■ What the task requires ■
Answer with one figure only, the number of lines below in which "subtitle" occurs.

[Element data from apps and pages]
##############################

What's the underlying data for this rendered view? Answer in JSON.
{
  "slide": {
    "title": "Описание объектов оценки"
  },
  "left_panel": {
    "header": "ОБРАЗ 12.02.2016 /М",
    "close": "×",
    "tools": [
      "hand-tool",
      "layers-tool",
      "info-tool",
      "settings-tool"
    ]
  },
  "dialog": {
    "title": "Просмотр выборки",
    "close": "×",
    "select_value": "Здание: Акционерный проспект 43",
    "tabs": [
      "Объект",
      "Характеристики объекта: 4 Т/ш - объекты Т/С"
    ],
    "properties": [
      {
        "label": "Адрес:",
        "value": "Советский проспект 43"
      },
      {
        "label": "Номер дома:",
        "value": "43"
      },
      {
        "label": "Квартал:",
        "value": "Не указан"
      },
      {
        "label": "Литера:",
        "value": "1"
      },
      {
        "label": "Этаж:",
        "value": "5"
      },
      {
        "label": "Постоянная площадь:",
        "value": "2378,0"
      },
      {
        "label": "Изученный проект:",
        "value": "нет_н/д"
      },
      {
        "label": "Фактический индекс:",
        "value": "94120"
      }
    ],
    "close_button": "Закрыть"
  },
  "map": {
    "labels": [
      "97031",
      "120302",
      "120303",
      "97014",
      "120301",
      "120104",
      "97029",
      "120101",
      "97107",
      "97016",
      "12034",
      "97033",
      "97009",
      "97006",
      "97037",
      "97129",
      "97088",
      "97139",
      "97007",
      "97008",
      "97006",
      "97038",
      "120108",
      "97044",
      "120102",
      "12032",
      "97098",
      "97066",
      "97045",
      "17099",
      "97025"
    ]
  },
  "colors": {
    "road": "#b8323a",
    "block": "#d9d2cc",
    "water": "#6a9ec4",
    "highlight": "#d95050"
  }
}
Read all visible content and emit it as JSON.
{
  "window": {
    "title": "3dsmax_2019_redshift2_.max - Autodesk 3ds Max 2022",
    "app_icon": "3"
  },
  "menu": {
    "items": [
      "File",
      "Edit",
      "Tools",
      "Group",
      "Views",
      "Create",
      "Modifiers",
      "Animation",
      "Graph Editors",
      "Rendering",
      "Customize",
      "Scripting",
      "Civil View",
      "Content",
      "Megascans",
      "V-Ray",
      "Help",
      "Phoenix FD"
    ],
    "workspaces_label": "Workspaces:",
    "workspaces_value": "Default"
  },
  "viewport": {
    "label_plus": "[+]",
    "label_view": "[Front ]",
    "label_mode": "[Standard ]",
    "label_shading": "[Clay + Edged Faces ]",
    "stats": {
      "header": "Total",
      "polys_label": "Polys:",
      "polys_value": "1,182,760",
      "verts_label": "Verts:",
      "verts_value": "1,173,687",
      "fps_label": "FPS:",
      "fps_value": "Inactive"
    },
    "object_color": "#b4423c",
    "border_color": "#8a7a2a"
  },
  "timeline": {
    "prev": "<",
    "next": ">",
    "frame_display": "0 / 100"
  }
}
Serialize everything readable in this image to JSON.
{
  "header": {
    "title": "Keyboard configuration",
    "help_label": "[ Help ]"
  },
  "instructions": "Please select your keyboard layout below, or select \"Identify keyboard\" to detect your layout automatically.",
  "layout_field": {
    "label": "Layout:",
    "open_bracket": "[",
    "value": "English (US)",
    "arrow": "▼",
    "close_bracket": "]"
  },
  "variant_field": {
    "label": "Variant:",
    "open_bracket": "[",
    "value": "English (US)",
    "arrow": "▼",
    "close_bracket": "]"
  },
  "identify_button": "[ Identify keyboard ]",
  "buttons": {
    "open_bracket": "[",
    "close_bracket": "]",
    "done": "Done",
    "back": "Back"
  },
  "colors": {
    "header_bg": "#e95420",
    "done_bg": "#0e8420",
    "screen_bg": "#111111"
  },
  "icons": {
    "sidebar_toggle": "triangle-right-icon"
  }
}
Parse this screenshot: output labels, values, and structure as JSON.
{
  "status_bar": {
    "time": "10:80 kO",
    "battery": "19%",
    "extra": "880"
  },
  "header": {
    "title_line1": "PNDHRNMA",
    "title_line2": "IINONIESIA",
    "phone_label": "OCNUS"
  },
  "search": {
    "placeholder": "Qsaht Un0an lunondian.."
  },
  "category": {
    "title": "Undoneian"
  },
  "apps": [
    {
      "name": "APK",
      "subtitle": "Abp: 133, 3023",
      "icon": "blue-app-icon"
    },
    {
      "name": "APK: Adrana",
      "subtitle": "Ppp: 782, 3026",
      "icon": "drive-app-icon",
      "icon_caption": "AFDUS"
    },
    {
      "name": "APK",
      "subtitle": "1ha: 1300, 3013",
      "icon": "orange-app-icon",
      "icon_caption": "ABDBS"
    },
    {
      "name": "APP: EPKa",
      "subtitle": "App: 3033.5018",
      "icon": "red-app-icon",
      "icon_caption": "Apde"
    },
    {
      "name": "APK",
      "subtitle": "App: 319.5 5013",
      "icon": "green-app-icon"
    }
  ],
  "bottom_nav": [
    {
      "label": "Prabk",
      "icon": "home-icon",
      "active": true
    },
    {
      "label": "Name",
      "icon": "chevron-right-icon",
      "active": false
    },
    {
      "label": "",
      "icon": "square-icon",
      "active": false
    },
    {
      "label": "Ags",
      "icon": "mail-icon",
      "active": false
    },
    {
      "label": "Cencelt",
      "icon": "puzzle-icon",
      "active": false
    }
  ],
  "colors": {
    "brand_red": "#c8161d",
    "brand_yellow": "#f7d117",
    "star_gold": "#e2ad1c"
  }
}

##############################

■ Answer for the task ■
5